Featherduster worms are polychaetes, marine relatives of the earthworm and members of the Phylum Annelida. These segmented worms secrete a leathery tube that supports and protects the soft body. Since they do not leave the tube and not highly mobile, they are called sedentary or tube worms. Like other segmented worms, they have long, cylindrical body that is divided into many similar sections called segments. Some structures, like muscles, kidneys, and nerves are repeated in each segment. The featherduster worm is classified as a polychaete or bristle worm because it has small bristles called setae along the sides of its body. The setae are usually part of the parapodia, paired appendages on each body segment. In more active worms, parapodia are used for crawling; in the featherduster worm, they are used to hold on to, and move up and down inside the tube.

Featherduster worms, also called fan worms, are named for the highly-branched crown, or fan, of tentacles that extends from the protective tube. These tentacles extend from the head of the worm and are used in both oxygen uptake (respiration) and filter feeding. Fine side branches on the tentacles trap small particles of food drifting in the water currents. Large worms may have tentacles crowns spreading 6 inches (15 cm) across. The worms are sensitive to light, water motion and touch. They can protect the delicate tentacles from potential predators by withdrawing rapidly into the protective tube. The worm produces the tube, secreting a leathery mucus from a collar-like structure at the base of the tentacles. Particles of sand and mud that are collected in the tentacles are incorporated into the tube.
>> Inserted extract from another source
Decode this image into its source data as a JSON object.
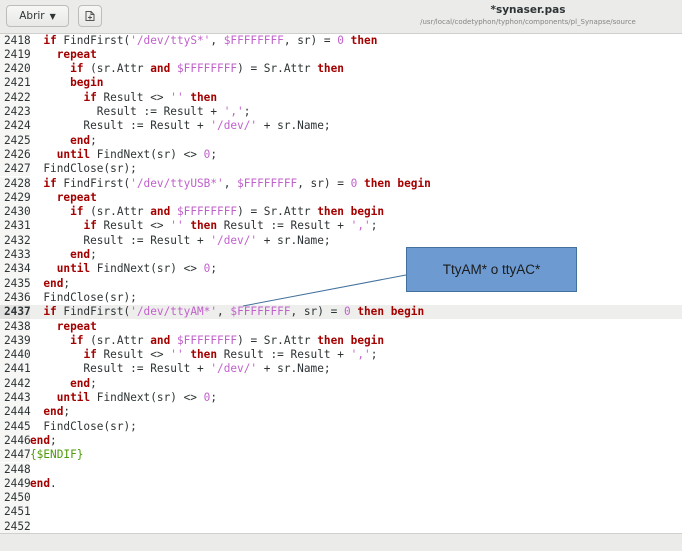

Featherduster worms are common throughout the world in shallow water. In Hawai’i, they are found on reef flats and in quiet bays and harbors, where there are hard surfaces to which they attach their tubes, as well as high concentrations of food particles in the water.